Updated: Jul 13
Who should read?
Those who keep coming back to an idea of writing, but are unable to shape it.
Those who already write but don’t fully understand the structure/steps of creating fiction.
Research: James Patterson, Film Companion
Well, I am no expert in writing fiction. I wrote and self-published a book three years back. The book was close to my personal experiences and was a faster write, faster than my blogs. After I published it, the
next challenge for me was to write something that I have not experienced. I watched a lot of interviews of film writers and directors, read books, and took classes on writing fiction. The key problem I had was how to sound authentic/get details right if it is not my experience. Therefore, in this blog, we will focus on three elements: 1) Raw Idea; 2) Research; and 3) High-level structure/milestones for writing. ‘Idea’ is the crucial element of writing. To capture the right idea, you need to continuously keep recording your sleep/morning ideas in an idea book. Combine any weird experiences or ideas you come across during your research. Example, if you are good at science, you can express in equations versus prose/poetry. This will add depth and uniqueness to your expression and idea. Knowing more or regularly building your knowledge base helps to generate ideas. The second part of building credibility in an idea is not making things up or doing research. Conduct interviews, go around the city and google to know streets and landmarks. You can’t know everything; therefore, it is important to know about the reach of your resources. Before writing a thriller which involves RAW/FBI, you should assess if you have resources which can talk you through basic modus operandi of these organizations. If you don’t have the resources, then your material won’t be convincing. The third part is milestones of writing. The flow is Plot>Conflict>Research>outline>feedback on outline>Characters>Ending. Once you have the idea, then create a plot. A plot requires a deep dive into motives. The best-selling books have seriously built motives where the reader can take the journey on stakes involved for the characters. Example, the story is of two people who fell in love and separated. The story is ordinary. The plot, however, can turn this story into un-ordinary. The plot will tell why. They separated because the girl (who the audience already empathizes with), enacted infidelity as she was an agent milking the boy for information. You can reveal the genuine/hateful motive in the end. But meanwhile, what can keep the audience glued is creating the right conflicts and leaving the right clues. Until you build the climax, you should add twists in the plot. To create conflict, you should build a strong and worthy opponent. In this plot, it could be the terrorist who the agent girl was trapping. Once you have the plot, complement it with research we discussed earlier and reach an outline.
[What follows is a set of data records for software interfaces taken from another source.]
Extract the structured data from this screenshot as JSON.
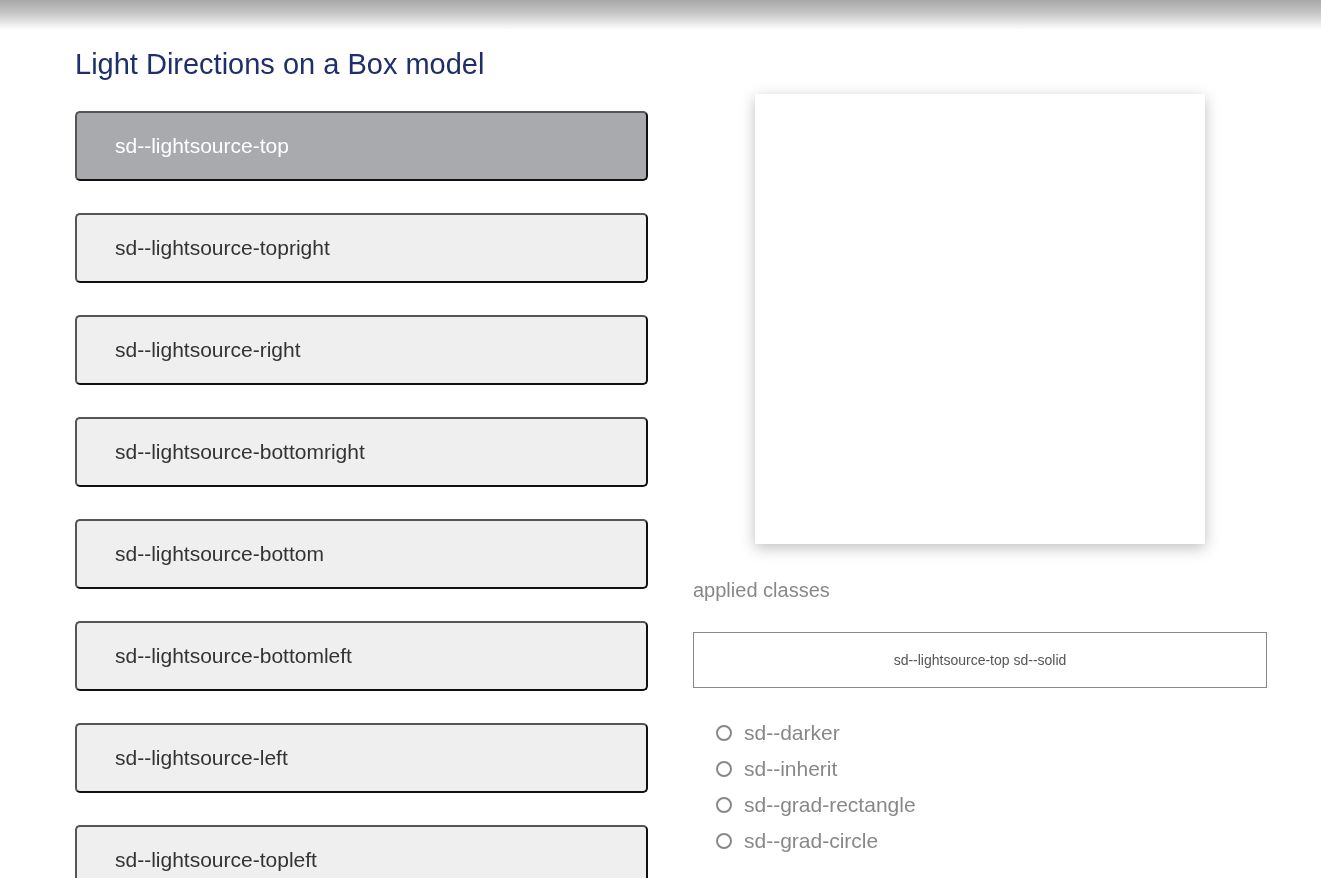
{
  "title": "Light Directions on a Box model",
  "options": [
    {
      "label": "sd--lightsource-top",
      "selected": true
    },
    {
      "label": "sd--lightsource-topright",
      "selected": false
    },
    {
      "label": "sd--lightsource-right",
      "selected": false
    },
    {
      "label": "sd--lightsource-bottomright",
      "selected": false
    },
    {
      "label": "sd--lightsource-bottom",
      "selected": false
    },
    {
      "label": "sd--lightsource-bottomleft",
      "selected": false
    },
    {
      "label": "sd--lightsource-left",
      "selected": false
    },
    {
      "label": "sd--lightsource-topleft",
      "selected": false
    }
  ],
  "applied_label": "applied classes",
  "applied_value": "sd--lightsource-top sd--solid",
  "modifiers": [
    {
      "label": "sd--darker",
      "checked": false
    },
    {
      "label": "sd--inherit",
      "checked": false
    },
    {
      "label": "sd--grad-rectangle",
      "checked": false
    },
    {
      "label": "sd--grad-circle",
      "checked": false
    }
  ]
}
At this stage, you should do multiple drafts to see you have all characters, the right flow, and twists. Elaboration of the outline comes at a later stage. James Patterson explained some dos and don’ts in his course beautifully. Some that I noted during my research were: 1) Set up questions which readers can answer, 2) don’t reveal too much too soon, 3) you should leave clues to your ending, 4) you can mislead but not to a point where reader figures it out and then has to change it later. Don’t annoy your reader. Since I am not the most experienced in writing, I will quote his two cents on ending: “Happy Ending only works if it is honest”.